    The only ones that "disagree" are tied to oil companies.

  • Dental Studies (Score:4, Informative)

    by Sharkeys-Day ( 25335 ) on Monday October 20, 2008 @12:15AM (#25437331) Homepage

    I read a bunch of dental papers recently, and discovered something rather disturbing. A good 90% or more of studies for dental procedures do NOT use any control group. They all say, "we did X and got the expected result." There is no checking whether the procedure is better than other procedures or even doing nothing at all.

    Something to think about next time someone you know is told they need wisdom teeth extracted or some orthodontic appliance.

  • by Anonymous Coward on Monday October 20, 2008 @02:43AM (#25438061)

    Let's make this simple. There's no scientific argument on whether or not global warming exists and is caused by humans. An insignificant number of scientists believe that this is not the case.

    This is not supposition. This is true. I received the following information from a doctoral student (probably a full phd now) in limnology. I'm going to do him full credit and quote directly:

    I haven't read every single post yet, but I did see a large amount of discussion about whether climate change is happening, and whether it has anthropogenic sources. It is and it does. There isn't a debate on the existence point anymore, and there isn't a debate on the fact that it is anthropogenic 2,3,4,5, there are hundreds. Even better and more exact, Oreskes meticulously went through the literature published between 1993 and 2003 in reputable scientific journals related to climate change and did a meta-analysis on them 6. The *928* papers were divided into six categories: explicit endorsement of the consensus position, evaluation of impacts, mitigation proposals, methods, paleoclimate analysis, and rejection of the consensus position.
    75% fell into the first three categories ACCEPTING the consensus view
    25% talked about methods or paleoclimate, taking no position on recent climate change
    0% contested the current consensus position
    The last bullet point is the important one. (The description is only slightly paraphrased from the abstract of the paper)
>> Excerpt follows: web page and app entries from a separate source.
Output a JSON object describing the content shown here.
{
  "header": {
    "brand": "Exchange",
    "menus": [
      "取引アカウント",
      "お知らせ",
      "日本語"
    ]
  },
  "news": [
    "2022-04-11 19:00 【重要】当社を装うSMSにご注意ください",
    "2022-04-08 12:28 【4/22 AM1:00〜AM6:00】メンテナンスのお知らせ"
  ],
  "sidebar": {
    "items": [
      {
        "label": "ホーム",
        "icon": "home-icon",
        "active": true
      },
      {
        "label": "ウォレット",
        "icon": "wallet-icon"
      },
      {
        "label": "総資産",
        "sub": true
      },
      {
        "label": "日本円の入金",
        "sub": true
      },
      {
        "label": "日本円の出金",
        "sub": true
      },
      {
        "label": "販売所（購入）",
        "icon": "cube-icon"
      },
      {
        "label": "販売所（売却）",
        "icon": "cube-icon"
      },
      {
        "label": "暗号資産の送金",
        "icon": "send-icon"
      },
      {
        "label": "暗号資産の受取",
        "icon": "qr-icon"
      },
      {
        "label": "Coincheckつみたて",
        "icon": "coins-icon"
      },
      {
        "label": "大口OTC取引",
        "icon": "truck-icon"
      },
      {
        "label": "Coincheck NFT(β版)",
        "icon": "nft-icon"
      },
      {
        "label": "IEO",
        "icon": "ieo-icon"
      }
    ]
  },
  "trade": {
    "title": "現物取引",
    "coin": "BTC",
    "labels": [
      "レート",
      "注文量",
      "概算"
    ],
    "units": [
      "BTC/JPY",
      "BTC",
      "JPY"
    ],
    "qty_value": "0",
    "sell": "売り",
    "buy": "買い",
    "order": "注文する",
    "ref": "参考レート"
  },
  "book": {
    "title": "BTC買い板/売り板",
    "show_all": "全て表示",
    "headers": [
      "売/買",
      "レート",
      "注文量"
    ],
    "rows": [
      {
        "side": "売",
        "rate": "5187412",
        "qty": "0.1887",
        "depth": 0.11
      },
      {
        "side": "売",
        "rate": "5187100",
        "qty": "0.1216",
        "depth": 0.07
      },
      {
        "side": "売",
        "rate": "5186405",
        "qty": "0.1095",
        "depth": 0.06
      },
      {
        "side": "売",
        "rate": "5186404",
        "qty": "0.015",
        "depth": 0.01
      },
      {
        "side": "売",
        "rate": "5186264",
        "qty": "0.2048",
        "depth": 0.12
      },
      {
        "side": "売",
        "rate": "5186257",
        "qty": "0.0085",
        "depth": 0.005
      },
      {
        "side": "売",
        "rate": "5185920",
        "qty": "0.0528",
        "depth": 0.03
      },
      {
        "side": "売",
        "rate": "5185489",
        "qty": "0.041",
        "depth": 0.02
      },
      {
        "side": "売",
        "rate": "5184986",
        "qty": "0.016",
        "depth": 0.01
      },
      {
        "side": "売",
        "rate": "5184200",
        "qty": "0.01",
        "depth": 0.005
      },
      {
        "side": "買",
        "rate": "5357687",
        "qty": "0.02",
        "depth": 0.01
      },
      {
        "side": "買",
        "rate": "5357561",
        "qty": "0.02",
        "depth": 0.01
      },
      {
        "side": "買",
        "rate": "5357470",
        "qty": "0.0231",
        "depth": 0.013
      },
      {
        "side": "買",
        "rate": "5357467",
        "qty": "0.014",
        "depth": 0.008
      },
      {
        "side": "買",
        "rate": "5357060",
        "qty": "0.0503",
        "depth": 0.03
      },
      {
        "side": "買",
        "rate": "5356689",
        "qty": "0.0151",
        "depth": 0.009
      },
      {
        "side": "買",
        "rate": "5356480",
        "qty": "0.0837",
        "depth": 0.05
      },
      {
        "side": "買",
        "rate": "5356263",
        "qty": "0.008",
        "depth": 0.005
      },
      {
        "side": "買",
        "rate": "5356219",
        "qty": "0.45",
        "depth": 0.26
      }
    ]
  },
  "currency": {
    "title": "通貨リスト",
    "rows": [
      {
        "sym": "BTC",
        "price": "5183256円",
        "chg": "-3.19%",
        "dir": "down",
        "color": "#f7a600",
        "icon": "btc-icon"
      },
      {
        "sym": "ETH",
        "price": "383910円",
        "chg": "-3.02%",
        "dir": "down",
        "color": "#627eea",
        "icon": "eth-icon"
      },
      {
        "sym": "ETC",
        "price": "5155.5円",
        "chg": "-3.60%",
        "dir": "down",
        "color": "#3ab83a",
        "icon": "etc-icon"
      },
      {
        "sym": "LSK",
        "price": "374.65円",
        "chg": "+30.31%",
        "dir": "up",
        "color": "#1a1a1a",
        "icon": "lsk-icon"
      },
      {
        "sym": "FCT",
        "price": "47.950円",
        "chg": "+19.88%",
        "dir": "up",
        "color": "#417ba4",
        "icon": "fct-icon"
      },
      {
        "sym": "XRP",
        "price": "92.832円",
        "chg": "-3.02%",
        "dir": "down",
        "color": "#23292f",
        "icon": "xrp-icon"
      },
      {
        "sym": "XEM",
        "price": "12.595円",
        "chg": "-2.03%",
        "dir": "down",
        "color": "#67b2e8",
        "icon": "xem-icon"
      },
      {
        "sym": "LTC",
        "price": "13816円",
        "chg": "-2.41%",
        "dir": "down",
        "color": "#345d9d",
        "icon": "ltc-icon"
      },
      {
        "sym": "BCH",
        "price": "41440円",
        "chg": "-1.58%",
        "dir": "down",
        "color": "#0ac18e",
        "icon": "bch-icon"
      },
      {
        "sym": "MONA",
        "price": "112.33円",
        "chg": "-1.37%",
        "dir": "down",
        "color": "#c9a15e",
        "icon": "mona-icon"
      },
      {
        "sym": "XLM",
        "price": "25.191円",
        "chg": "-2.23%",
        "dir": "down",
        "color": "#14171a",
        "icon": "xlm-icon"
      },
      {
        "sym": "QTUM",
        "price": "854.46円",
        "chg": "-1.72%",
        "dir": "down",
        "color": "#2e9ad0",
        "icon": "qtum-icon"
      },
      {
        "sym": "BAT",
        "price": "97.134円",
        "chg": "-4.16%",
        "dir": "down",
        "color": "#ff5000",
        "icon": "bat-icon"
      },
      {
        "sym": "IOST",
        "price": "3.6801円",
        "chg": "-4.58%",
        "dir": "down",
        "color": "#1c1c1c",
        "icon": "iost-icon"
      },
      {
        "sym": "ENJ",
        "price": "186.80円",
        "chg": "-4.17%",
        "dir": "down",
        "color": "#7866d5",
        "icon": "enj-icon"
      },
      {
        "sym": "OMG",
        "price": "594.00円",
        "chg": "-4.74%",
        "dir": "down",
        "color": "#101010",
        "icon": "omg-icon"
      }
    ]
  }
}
    I know not everyone has access to all of the journals and literature, so I did my best to keep to the freely available literature, which often is the top of the line peer reviewed journals anyways. And as a final plea, please please please please verify your points before setting them on the world, especially on topics like climate change, because there is a metric crapton of BS out there, as is the case with any highly publicized issue that has definite monetary consequences.


    1 Dixon, R. K. et al. 1994. Carbon Pools and Flux of Global Forest Ecosystems. Science 263(5144): 185 - 190.
    2 Quayle, W. C. et al. 2002. Extreme Responses to Climate Change in Antarctic Lakes. Science 295(5555): 645 - 650.
    3 Hinzman, L. D. et al. 2005. Evidence and Implications of Recent Climate Change in Northern Alaska and Other Arctic Regions. Climate Change 72(3): 251-298.
    4 Barnett, T. P., Pierce, D.W., Schnur, R. 2001. Detection of Anthropogenic Climate Change in the World's Oceans. Science 292(5515): 270-274.
    5 Thomas, C.D. et al. 2004. Extinction risk from climate change. Nature 427(6970): 145-148.
    6 Oreskes, N. 2004. The Scientific Consensus on Climate Change. Science 306(5702): 1686-1686.

  • Re:Yes...and no! (Score:3, Informative)

    by Capsaicin ( 412918 ) on Monday October 20, 2008 @08:24AM (#25439365)

    [I]f you have 66% of published results being found to be wrong you have a huge problem!

    I agree. Just as well that a mere 16% were outright refuted then isn't it? :P With another 16% shown to have weaker effects than originally reported. (Ioannidis P A, 'Contradicted and Initially Stronger Effects ...', JAMA 2005;294:218-228.) Moreover, the study was based on 45 papers, with an intentional selection bias, they were both highly cited and claimed high efficacy. Now such citeria might address Dr Ioannidis' particular research interests, but they are hardly representative of the literature over the 13 year period from which they were selected.

Intel CPUs are not defective, they just act that way. -- Henry Spencer